Now go to Namecheap, log on and enter your dashboard. Next to, “Number of domains in your account” click View. Then click on the new domain you made and are working with.
On your left hand toolbar you’ll see, “Domain Name Server Setup” Click that. And now your at the page where you will need to enter the addresses you wrote down from SiteGround.
Good Work! You’ve now linked your domain name and server.
Install WordPress on SiteGround
Now it’s time to install WordPress on your server. When I originally started this post I planned to write my own step by step instructional. But I found out that SiteGround has their own detailed guide. So why reinvent the wheel?
You have two options to install your blog to your domain:
Once you’ve installed WordPress on your site it’s time to stylize it. The best way to get it done is through WordPress themes.

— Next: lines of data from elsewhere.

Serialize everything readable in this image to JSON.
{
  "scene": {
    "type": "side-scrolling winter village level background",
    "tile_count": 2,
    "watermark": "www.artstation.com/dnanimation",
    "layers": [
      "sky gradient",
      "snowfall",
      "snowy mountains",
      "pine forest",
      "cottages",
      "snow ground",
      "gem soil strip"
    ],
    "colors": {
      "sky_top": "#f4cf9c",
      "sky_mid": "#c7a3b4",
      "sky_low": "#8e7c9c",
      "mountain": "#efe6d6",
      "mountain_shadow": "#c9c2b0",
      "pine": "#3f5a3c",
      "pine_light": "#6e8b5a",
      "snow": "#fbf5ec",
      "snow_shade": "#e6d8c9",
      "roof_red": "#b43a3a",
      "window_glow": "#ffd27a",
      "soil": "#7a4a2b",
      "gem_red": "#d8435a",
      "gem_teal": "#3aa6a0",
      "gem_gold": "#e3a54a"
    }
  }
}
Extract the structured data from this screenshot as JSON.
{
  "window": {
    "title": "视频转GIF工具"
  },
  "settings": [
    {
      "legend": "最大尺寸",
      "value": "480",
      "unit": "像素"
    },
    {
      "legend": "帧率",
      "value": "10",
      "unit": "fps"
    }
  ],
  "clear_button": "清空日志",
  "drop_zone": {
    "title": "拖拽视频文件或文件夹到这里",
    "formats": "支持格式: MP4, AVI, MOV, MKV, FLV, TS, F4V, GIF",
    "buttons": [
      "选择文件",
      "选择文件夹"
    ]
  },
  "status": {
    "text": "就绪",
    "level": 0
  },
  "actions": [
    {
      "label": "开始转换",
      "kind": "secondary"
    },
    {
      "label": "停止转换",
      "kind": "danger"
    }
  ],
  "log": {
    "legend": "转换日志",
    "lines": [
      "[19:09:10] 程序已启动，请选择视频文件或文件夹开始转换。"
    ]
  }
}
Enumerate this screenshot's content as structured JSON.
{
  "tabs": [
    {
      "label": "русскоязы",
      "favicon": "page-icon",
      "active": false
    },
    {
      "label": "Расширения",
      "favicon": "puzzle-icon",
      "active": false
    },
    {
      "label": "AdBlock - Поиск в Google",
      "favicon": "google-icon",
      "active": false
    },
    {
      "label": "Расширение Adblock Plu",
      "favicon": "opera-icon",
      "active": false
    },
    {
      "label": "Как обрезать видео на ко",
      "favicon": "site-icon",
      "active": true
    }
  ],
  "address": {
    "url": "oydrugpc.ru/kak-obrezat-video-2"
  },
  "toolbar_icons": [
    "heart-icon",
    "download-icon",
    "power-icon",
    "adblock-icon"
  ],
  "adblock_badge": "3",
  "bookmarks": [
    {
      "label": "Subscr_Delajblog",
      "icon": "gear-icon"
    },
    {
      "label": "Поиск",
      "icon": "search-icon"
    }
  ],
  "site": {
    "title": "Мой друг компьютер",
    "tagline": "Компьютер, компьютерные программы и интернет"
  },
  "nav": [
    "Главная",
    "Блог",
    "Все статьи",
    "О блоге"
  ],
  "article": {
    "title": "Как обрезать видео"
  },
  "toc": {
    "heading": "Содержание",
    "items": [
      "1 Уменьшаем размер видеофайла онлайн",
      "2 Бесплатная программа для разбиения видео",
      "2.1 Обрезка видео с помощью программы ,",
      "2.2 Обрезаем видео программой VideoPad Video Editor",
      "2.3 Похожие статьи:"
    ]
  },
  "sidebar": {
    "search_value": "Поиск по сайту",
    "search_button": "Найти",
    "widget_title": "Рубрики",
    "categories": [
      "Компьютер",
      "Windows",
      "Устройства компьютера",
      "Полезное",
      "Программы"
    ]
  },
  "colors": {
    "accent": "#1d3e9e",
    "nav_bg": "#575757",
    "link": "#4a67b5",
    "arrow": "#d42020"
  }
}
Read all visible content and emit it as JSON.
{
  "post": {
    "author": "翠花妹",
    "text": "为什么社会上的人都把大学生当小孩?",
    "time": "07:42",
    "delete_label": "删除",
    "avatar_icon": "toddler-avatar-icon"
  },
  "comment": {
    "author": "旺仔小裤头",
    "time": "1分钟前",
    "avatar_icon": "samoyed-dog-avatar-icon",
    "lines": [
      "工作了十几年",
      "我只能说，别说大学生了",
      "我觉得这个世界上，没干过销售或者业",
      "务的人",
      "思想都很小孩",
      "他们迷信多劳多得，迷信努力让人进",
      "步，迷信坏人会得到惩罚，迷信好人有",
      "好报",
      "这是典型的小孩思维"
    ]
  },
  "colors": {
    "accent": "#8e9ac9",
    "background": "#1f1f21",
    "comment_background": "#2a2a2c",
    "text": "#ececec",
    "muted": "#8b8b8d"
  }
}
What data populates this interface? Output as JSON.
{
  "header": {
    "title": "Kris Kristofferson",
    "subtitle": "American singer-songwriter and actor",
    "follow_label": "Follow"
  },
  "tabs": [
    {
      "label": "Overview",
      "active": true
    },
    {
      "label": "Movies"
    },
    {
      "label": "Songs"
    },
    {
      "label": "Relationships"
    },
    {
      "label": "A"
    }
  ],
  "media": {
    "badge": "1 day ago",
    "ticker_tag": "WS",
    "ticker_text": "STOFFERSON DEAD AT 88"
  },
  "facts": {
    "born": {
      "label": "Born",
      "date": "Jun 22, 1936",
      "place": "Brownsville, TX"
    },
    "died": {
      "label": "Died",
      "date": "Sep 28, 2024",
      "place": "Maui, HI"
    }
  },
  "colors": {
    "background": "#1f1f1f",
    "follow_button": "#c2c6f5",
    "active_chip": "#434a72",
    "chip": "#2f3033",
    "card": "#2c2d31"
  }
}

A good theme gives you the look and feel you want for you blog, allowing you to design your blog exactly how you want it to look. And if you’re not a web code, using a theme makes designing a billion times easier.
Here are a few useful sites to find some free and paid themes:
- WordPress.org– Plenty of free themes to check out
- Themeforest – Thousands of high quality, premium themes
- Themify – Great theme designs with easy drag and drop customization, 30 day return policy if you’re not happy too
Don’t be shy to tinker around. Themes can be tweaked to get the look and feel you want!
Plugins can extend WordPress to do almost anything you can imagine. You can search and install Plugins through your WordPress dashboard.
Simply click on “Add New” to find interesting and useful plugins.
That last, and the step that never truly ends is to start writing content!
You can begin with creating a few main pages for your site. Such as an About Page, Contact Page, Events Page, etc.
P.S. If you found this tutorial helpful, feel free to share it. It’d mean a lot to me! And if you have any questions, drop a comment below.